- Vitamin D3- one of the causes of SAD may be a lack of Vitamin D3, which is produced in the skin in response to sunlight. Taking 2000IU of Vitamin D3 daily can make significant improvements in seasonal depression.
- B-complex vitamins (B2, B6, B12 & folic acid)- vitamin B complex deficiencies can lead to mood disorders and depression and if you are not getting adequate amount of B vitamins from your diet, a B-complex supplement will help. The best way to get these vitamins is through foods like fish, beans, dark green leafy vegetables, and fortified cereals, but if you can’t get an adequate amount of these food then a supplement is recommended.
- Omega-3 fatty acid (fish oil)– a supplement that is plentiful in fish oils not only reduce the risk of heart attacks and ease the pain of arthritis, it is also shown to help with mood swings.
- 5-HTP- an amino acid that works in the brain and central nervous system by increasing the production of the chemical serotonin. Numerous studies have shown that 5-HTP to be as or more effective than many prescription antidepressants. (this should not be taken in conjunction with a SSRI drug)
- Lemon Balm- an herb that has a positive effect on the brain, helping to ease sadness and depression, calm mania and hysteria, enhance sleep and aid memory and concentration.
- Eleuthero (Siberian ginseng)- an adaptogenic herb that helps to balance the body and support energy. It helps the body cope better with stress; it also increases stamina and endurance and stimulates the brain to improve concentration.
- St. John’s wort– a herb that aids in alleviating depression, anxiety, tiredness, loss of appetite and trouble sleeping.
- SAMe-is a chemical that is found naturally in the body and can also be made in the laboratory; it can be beneficial in helping with alleviating the symptoms of depression, anxiety, PMS, Osteoarthritis and other conditions.
- Melatonin– a natural hormone made by the body’s pineal gland; it regulates your sleep patterns by sending signals to your body to sleep. You can take Melatonin, if your body is not producing enough and you are suffering from insomnia, it will help you sleep.
4. Mind/body therapies– acupuncture, yoga, meditation, guided imagery, massage therapy
5. Light Therapy– According to the American Psychological Association (APA), the most widely used treatment for SAD is light therapy, which is daily exposure to bright artificial light. Though light therapy devices are readily available for purchase without a prescription, it is advised to participate in the process under the supervision of your doctor/mental health provider.

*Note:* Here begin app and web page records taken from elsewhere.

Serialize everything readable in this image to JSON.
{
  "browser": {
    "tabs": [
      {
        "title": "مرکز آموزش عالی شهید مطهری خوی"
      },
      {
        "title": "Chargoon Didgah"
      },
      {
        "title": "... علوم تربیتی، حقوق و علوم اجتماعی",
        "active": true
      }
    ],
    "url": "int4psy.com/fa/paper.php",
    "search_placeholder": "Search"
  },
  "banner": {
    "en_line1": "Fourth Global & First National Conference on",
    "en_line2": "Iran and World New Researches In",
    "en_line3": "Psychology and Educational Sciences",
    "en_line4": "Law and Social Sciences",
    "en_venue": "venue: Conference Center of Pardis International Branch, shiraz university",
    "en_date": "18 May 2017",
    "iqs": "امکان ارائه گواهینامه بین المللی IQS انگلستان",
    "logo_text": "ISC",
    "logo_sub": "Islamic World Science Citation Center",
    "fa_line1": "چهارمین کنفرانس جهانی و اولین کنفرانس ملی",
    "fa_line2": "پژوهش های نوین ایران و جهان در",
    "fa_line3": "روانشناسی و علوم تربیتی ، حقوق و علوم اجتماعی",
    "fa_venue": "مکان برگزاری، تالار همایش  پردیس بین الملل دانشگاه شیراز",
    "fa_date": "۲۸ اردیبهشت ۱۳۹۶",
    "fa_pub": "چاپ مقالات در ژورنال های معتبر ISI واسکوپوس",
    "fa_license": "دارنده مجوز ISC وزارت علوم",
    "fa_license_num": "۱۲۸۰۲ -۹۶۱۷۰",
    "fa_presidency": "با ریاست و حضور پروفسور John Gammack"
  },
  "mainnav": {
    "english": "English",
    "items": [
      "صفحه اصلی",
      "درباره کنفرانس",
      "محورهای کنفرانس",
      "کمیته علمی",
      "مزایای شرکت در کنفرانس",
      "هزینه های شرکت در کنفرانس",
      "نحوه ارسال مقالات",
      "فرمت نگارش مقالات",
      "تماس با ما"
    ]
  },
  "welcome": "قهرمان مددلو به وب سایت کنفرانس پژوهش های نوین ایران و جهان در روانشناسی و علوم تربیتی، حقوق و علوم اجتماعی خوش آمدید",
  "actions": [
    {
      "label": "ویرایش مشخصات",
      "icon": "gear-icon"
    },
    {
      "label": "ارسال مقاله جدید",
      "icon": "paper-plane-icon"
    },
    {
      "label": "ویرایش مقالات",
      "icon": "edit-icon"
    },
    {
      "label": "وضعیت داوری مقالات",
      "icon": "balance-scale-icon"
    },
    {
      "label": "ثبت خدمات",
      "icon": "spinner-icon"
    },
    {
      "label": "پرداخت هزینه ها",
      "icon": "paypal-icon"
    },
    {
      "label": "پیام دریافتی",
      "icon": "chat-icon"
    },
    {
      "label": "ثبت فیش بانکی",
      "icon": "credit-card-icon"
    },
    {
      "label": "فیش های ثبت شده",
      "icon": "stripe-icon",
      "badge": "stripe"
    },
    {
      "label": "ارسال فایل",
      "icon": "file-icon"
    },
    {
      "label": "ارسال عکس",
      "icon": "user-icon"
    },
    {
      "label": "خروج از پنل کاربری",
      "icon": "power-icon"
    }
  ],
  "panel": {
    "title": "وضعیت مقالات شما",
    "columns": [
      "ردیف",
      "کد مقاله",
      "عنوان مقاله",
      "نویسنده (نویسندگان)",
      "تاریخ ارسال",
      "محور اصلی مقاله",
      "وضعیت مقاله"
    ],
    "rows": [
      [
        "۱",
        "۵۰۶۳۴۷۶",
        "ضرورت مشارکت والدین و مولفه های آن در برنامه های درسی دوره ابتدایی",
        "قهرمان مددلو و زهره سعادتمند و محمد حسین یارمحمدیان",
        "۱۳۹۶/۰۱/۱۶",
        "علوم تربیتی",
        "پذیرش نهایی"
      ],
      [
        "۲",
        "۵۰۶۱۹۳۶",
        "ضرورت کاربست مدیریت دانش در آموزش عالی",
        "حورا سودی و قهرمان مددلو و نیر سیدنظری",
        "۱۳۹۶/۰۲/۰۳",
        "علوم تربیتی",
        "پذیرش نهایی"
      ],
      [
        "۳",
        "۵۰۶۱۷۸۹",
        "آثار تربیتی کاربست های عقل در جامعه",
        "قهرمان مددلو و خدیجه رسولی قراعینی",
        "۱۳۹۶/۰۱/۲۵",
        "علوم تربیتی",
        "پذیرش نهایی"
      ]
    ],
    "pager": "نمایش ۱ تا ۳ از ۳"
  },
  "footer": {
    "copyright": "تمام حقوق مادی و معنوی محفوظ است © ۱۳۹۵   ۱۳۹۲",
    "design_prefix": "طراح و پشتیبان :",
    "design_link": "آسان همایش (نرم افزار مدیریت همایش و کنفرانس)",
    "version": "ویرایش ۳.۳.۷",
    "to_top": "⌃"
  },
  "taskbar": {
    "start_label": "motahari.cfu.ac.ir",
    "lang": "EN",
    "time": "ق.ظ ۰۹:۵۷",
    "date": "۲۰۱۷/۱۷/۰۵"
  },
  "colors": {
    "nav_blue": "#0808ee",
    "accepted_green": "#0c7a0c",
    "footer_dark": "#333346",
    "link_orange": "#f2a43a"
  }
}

6. Lifestyle Changes– changing what you eat and incorporating exercise into your daily routine can have a significant impact on your mood. Eating meals with lots of natural fruits and vegetables and healthy proteins and fats helps your body function properly. Also, walking or even doing 10-30 minute mild exercise like yoga, cardio, dancing, cleaning, etc can help your body detox, metabolize and produce feel good hormones.
7. Surround yourself with good energy– when you feel the SAD symptoms coming on, be proactive and surround yourself by the family members and friends that make you laugh. When you start feeling SAD you may want to be alone, challenge yourself to do the opposite by being social.
In light of all the information above, if you or someone you know has SAD please be proactive in creating a treatment plan that caters to your needs. My hope is that this article reaches and helps someone who either is suffering from SAD or knows someone who might be. Mental Health is vital, and too often people dismiss it because they see it as not important or that having a mental disorder/illness/issue as a weakness. We have to change how we think about mental health and start being more proactive to alleviate the plague of mental disorders in our community. Seeking help is not a weakness, it shows strength and that you care about yourself! So, love yourself enough to heal yourself!